Back in the days of high school Latin, "trots" were all the rage. These interlinear translations, available for the major Roman authors -- Virgil in particular -- were much sought after and prized.
For those interested in the intricacies of Ovid's native tongue, it seems there's an 1889 trot for several selections from the Metamorphoses by George W. Heilig, available, praised be Google, here as a Google book that can be accessed online and searched, or downloaded to your hard drive as a .pdf file.
For some reason I find that a trot helps me "see" certain words that previously were somehow invisible - not only in the English translators, but also somehow I've missed them in the Latin text. One example is the word sollertia (skill, shrewdness, ingenuity, dexterity, adroitness, expertness) in the passage about Deucalion and Pyrrha. I've checked a few translators, and none has captured Deucalion's use of sollertia here:
More's rendering (on the Perseus site) seems closest (compare your translation):
Deucalion is saying humans have a gift, or skill, or adroitness, which if truly a gift ought not to be useless. But such a skill would be useless if the Oracle were telling us literally to find our actual mothers' bones and toss them behind our heads. So we must use our sollertia to find another way to understand this. Trusting the Oracle, in other words, means submitting to the necessity of discovering her meaning "in other words" - which happens to be the root meaning of allegory.
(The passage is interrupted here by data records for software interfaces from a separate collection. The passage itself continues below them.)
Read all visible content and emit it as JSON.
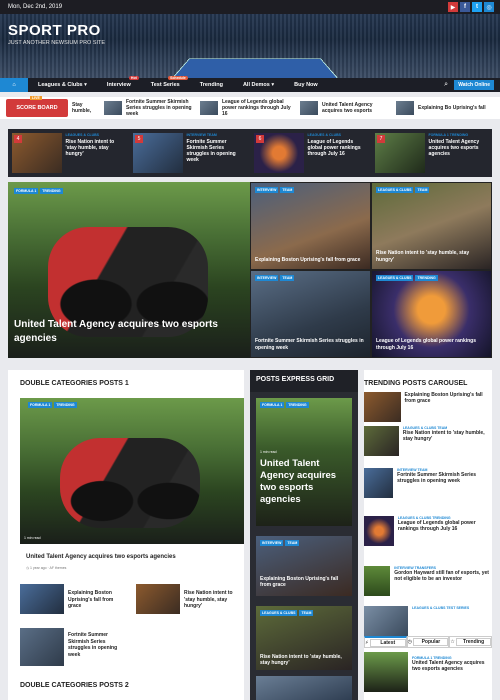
{
  "topbar": {
    "date": "Mon, Dec 2nd, 2019"
  },
  "brand": {
    "name": "SPORT PRO",
    "tagline": "JUST ANOTHER NEWSIUM PRO SITE"
  },
  "nav": {
    "items": [
      {
        "label": "Leagues & Clubs"
      },
      {
        "label": "Interview",
        "badge": "Hot"
      },
      {
        "label": "Test Series",
        "badge": "Schedule"
      },
      {
        "label": "Trending"
      },
      {
        "label": "All Demos"
      },
      {
        "label": "Buy Now"
      }
    ],
    "watch": "Watch Online"
  },
  "ticker": {
    "label": "SCORE BOARD",
    "live": "LIVE",
    "items": [
      "Stay humble,",
      "Fortnite Summer Skirmish Series struggles in opening week",
      "League of Legends global power rankings through July 16",
      "United Talent Agency acquires two esports",
      "Explaining Bo Uprising's fall"
    ]
  },
  "strip": [
    {
      "num": "4",
      "cat": "LEAGUES & CLUBS",
      "title": "Rise Nation intent to 'stay humble, stay hungry'"
    },
    {
      "num": "5",
      "cat": "INTERVIEW TEAM",
      "title": "Fortnite Summer Skirmish Series struggles in opening week"
    },
    {
      "num": "6",
      "cat": "LEAGUES & CLUBS",
      "title": "League of Legends global power rankings through July 16"
    },
    {
      "num": "7",
      "cat": "FORMULA 1 TRENDING",
      "title": "United Talent Agency acquires two esports agencies"
    }
  ],
  "grid": {
    "big": {
      "tags": [
        "FORMULA 1",
        "TRENDING"
      ],
      "title": "United Talent Agency acquires two esports agencies"
    },
    "tiles": [
      {
        "tags": [
          "INTERVIEW",
          "TEAM"
        ],
        "title": "Explaining Boston Uprising's fall from grace"
      },
      {
        "tags": [
          "LEAGUES & CLUBS",
          "TEAM"
        ],
        "title": "Rise Nation intent to 'stay humble, stay hungry'"
      },
      {
        "tags": [
          "INTERVIEW",
          "TEAM"
        ],
        "title": "Fortnite Summer Skirmish Series struggles in opening week"
      },
      {
        "tags": [
          "LEAGUES & CLUBS",
          "TRENDING"
        ],
        "title": "League of Legends global power rankings through July 16"
      }
    ]
  },
  "double1": {
    "title": "DOUBLE CATEGORIES POSTS 1",
    "feature": {
      "tags": [
        "FORMULA 1",
        "TRENDING"
      ],
      "title": "United Talent Agency acquires two esports agencies",
      "meta": "1 year ago",
      "meta2": "AF themes",
      "read": "1 min read"
    },
    "mini": [
      {
        "title": "Explaining Boston Uprising's fall from grace"
      },
      {
        "title": "Rise Nation intent to 'stay humble, stay hungry'"
      },
      {
        "title": "Fortnite Summer Skirmish Series struggles in opening week"
      }
    ]
  },
  "express": {
    "title": "POSTS EXPRESS GRID",
    "feature": {
      "tags": [
        "FORMULA 1",
        "TRENDING"
      ],
      "title": "United Talent Agency acquires two esports agencies",
      "read": "1 min read"
    },
    "items": [
      {
        "tags": [
          "INTERVIEW",
          "TEAM"
        ],
        "title": "Explaining Boston Uprising's fall from grace"
      },
      {
        "tags": [
          "LEAGUES & CLUBS",
          "TEAM"
        ],
        "title": "Rise Nation intent to 'stay humble, stay hungry'"
      }
    ]
  },
  "carousel": {
    "title": "TRENDING POSTS CAROUSEL",
    "items": [
      {
        "cat": "",
        "title": "Explaining Boston Uprising's fall from grace"
      },
      {
        "cat": "LEAGUES & CLUBS TEAM",
        "title": "Rise Nation intent to 'stay humble, stay hungry'"
      },
      {
        "cat": "INTERVIEW TEAM",
        "title": "Fortnite Summer Skirmish Series struggles in opening week"
      },
      {
        "cat": "LEAGUES & CLUBS TRENDING",
        "title": "League of Legends global power rankings through July 16"
      },
      {
        "cat": "INTERVIEW TRANSFERS",
        "title": "Gordon Hayward still fan of esports, yet not eligible to be an investor"
      },
      {
        "cat": "LEAGUES & CLUBS TEST SERIES",
        "title": ""
      }
    ],
    "tabs": [
      "Latest",
      "Popular",
      "Trending"
    ],
    "tabItem": {
      "cat": "FORMULA 1 TRENDING",
      "title": "United Talent Agency acquires two esports agencies"
    }
  },
  "double2": {
    "title": "DOUBLE CATEGORIES POSTS 2"
  }
}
Oracles are just
and urge not evil deeds, or naught avails
the skill of thought.